How do you think climate modeling at NCAR will adapt to the transition toward nonvector technology? Could we be using supercomputers in other nations, as we did in Japan in a collaboration with NEC earlier this year?
Warren Washington and coworkers have a parallel coupled model (PCM) that runs on highly parallel systems, including the HP SPP. This is one of the models that we will use to evaluate the SPP. On the other hand, the NCAR climate system model (CSM) will need some significant modifications to use the SPP and similar systems.
Part of the NCAR strategic plan includes broadening our national and international collaborations. When scientifically appropriate, such collaborations can include access to supercomputers off site, including in other countries.

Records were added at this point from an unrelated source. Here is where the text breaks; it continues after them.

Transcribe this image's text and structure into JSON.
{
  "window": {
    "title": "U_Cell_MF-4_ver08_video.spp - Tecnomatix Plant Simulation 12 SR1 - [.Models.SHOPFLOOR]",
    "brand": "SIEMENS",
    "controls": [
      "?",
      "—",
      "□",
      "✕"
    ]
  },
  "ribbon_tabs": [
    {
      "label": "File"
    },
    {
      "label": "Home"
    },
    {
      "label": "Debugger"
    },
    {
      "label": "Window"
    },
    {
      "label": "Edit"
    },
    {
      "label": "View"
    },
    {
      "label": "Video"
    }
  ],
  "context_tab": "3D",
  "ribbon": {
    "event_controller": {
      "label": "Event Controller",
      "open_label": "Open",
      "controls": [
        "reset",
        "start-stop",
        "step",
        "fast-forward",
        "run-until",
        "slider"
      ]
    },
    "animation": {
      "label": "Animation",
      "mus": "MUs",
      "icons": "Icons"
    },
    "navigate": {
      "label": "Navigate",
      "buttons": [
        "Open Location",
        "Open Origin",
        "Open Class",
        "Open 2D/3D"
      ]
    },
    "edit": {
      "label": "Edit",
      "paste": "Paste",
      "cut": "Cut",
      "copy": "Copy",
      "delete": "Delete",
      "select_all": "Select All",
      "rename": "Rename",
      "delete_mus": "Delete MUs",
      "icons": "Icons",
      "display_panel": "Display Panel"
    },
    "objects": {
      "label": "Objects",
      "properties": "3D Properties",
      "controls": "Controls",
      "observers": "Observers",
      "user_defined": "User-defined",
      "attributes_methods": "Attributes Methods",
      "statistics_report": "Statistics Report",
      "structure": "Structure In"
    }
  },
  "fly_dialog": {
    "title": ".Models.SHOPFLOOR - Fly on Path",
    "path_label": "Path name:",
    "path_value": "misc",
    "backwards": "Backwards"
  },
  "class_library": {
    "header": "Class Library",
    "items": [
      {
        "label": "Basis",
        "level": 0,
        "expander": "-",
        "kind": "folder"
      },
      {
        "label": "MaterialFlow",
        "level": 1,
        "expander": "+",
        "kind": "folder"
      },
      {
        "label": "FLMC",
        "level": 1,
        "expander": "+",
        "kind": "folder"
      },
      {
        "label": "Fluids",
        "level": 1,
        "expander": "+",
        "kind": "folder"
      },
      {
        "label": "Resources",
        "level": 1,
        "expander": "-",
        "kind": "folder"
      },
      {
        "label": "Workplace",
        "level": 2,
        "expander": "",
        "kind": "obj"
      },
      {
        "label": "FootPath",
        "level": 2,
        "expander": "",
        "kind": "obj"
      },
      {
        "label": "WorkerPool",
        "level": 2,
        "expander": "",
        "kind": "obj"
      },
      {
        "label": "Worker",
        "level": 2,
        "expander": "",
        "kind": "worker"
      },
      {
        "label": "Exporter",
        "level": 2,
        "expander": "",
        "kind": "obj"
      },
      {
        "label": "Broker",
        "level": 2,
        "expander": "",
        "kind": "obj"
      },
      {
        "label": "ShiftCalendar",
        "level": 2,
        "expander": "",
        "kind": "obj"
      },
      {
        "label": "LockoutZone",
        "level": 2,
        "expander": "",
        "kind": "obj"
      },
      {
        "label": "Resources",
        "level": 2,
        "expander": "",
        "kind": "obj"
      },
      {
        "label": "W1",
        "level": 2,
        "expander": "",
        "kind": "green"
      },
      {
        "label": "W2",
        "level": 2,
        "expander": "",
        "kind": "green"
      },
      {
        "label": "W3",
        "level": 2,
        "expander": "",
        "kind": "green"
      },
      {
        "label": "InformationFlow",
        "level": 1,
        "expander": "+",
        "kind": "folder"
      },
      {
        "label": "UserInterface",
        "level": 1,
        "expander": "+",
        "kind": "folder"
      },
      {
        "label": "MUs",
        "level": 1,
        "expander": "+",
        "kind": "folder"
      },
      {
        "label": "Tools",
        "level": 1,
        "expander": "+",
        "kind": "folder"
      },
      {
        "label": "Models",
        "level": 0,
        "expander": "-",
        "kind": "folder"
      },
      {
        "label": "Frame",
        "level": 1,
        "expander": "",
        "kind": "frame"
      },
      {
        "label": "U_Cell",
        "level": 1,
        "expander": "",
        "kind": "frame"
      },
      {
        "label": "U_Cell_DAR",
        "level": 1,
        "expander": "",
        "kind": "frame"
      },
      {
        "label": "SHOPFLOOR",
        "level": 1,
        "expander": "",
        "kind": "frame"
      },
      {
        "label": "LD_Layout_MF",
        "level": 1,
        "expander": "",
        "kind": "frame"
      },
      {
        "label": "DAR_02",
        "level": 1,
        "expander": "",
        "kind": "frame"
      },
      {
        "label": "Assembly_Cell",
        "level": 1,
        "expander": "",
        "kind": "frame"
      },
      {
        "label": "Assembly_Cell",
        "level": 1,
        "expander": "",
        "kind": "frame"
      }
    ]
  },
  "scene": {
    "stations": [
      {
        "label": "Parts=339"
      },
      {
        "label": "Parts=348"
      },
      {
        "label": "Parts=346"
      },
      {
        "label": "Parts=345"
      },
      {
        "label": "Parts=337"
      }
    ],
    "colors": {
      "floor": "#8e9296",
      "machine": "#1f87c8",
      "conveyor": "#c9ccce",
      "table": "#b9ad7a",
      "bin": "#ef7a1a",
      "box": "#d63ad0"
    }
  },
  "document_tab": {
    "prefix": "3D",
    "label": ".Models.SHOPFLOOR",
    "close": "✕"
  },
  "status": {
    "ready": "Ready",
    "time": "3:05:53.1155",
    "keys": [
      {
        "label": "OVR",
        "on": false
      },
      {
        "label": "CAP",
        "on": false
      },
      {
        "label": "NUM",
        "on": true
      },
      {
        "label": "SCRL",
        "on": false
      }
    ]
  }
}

Meanwhile, we have the CRAY C-90 downstairs. It's still a very solid 5-gigaflop machine running the CSM quite well. It'll be here for at least another year and probably at least two more years. So I don't think there's any particular crisis with the model as it presently exists.
It does sound like SCD will survive this ordeal and continue to be a community resource.
The data-handling capabilities in SCD are almost unmatched, and we have a very respectable computing capability today with the C-90. We anticipate bringing in another supercomputer for the community. I think we're as good as most U.S. supercomputing centers, and if we're successful with the highly parallel nonvector technology, we will be able to match the computing capability of our international peer organizations. It'll take about a year to a year and a half to get there. Five years from now, people may look back on all this as actually a fortuitous development.
Clearly the past year has been a tough period for SCD staff.
It's created a certain amount of apprehension. [I'm hearing] similar apprehensions among some of the scientists. They're very concerned, as was evident at the director's retreat back in June, that we maintain a good computing capability.
However, you do have a sense of where SCD is headed that you haven't really had for a year.
We're out of limbo now, and we know what we have to do next. The SX-4 is behind us.
It sounds like we'll be going in a different direction from almost any other major atmospheric science computing center.
Not really. The U.K. and German weather services are both using highly parallel nonvector systems. The European Centre [for Medium-range Weather Forecasts] and Meteo-France are using highly parallel systems with vector processors. The only way to get the kind of performance that this community needs is through parallelism. No matter what we do, we're going to go parallel.
This spring SCD acquired a Hewlett-Packard/Convex SPP2000/64, an Exemplar X-Class system that features 64 microprocessors in a highly parallel nonvector environment. More on the HP SPP and its features can be found in New Architectures to Meet New Challenges.
SCDzine, the division's on-line newsmagazine, has a new edition this month with more on the procurement saga and on several recent and upcoming additions to the computer room.